### Component data from apps and pages
☆ ☆ ☆

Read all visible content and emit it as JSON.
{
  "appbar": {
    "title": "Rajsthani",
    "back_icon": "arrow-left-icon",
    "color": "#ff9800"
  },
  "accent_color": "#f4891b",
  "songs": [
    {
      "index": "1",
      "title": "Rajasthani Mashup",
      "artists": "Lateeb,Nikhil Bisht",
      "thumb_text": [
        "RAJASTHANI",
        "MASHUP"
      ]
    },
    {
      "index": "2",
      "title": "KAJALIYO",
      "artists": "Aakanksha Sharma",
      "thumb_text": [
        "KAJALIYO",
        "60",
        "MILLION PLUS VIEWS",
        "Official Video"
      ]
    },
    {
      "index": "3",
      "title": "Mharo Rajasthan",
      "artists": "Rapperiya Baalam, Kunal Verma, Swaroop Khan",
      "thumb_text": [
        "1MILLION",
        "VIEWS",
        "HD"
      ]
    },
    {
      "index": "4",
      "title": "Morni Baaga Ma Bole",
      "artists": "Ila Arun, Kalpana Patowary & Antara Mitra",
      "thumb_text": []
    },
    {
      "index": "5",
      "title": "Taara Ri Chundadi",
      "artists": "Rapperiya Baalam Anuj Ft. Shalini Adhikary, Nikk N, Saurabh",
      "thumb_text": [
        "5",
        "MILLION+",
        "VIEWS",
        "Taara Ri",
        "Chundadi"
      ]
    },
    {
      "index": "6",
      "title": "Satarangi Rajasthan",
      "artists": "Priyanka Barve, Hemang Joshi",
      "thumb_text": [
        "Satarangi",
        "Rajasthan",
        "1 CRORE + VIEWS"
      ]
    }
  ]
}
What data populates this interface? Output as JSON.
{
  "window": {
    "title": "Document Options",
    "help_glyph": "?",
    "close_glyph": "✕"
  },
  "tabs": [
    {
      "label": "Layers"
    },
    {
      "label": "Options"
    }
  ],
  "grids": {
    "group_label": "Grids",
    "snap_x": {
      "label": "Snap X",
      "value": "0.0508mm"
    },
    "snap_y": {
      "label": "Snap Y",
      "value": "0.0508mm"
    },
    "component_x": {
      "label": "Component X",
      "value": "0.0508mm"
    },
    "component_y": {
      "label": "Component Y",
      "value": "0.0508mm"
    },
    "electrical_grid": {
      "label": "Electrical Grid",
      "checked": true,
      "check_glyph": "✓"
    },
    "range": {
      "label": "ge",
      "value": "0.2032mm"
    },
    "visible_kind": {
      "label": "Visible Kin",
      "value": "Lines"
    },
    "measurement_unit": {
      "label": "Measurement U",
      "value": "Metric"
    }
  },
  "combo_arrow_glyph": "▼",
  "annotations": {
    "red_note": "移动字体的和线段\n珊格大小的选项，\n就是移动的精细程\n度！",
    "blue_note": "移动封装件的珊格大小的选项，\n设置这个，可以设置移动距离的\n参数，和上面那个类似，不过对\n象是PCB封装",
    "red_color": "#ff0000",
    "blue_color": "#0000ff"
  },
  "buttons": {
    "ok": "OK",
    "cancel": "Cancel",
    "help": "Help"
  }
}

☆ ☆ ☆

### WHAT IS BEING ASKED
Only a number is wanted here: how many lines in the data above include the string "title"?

### RESPONSE
8